# Given data
==========

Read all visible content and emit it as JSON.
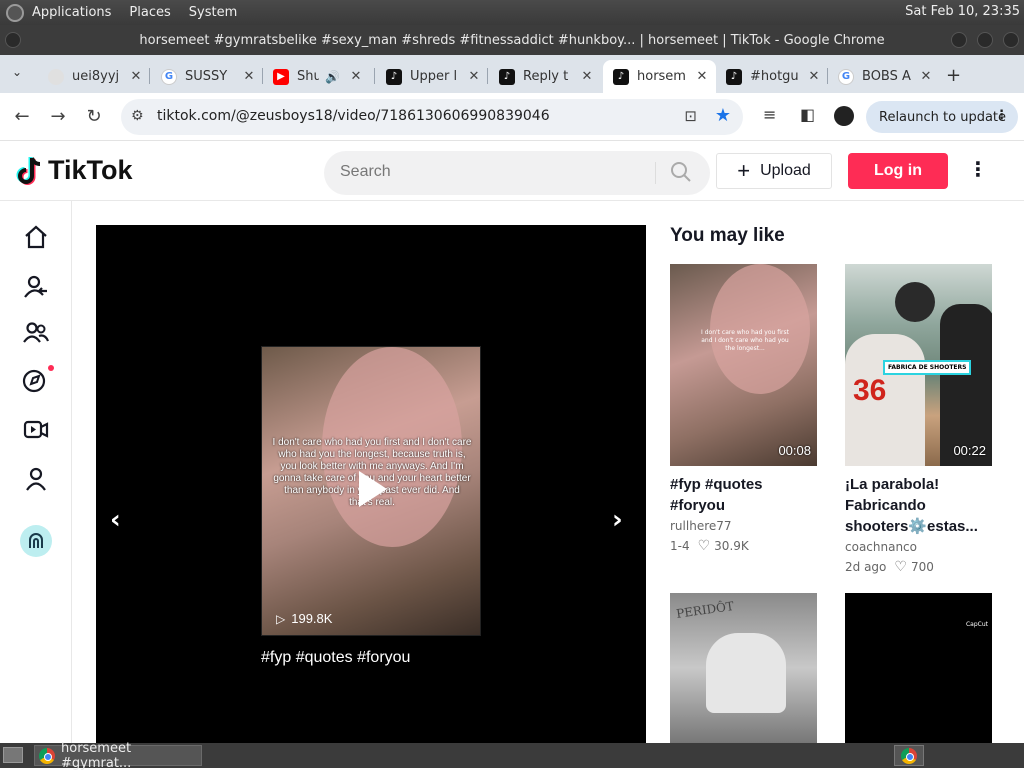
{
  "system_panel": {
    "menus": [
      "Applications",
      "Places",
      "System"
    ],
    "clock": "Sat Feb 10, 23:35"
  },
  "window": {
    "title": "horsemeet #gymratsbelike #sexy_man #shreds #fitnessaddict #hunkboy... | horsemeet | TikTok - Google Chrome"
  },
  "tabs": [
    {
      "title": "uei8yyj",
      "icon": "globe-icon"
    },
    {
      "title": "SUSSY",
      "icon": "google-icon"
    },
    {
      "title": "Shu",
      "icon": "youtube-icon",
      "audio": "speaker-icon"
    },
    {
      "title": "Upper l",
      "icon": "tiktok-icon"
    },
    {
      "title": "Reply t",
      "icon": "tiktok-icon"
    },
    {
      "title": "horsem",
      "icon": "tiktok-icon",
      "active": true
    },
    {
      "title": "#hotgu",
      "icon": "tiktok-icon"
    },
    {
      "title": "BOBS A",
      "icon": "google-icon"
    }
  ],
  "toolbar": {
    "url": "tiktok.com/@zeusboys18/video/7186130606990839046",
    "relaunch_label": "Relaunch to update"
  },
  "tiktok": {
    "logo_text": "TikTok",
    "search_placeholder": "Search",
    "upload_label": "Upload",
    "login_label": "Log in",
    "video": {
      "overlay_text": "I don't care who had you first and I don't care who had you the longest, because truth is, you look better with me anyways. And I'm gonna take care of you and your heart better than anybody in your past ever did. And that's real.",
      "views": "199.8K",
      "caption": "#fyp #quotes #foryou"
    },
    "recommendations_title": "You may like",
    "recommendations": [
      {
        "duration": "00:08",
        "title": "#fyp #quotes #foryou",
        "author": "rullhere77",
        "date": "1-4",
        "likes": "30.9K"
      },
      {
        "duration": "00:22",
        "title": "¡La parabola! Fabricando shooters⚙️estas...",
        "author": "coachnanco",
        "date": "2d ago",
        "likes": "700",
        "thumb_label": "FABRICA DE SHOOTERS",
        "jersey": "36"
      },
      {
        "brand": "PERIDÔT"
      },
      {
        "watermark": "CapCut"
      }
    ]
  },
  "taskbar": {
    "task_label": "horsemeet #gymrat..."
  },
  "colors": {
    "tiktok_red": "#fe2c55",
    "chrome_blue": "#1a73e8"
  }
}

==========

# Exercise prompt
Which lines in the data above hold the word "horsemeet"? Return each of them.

# Finished task
    "title": "horsemeet #gymratsbelike #sexy_man #shreds #fitnessaddict #hunkboy... | horsemeet | TikTok - Google Chrome"
    "task_label": "horsemeet #gymrat..."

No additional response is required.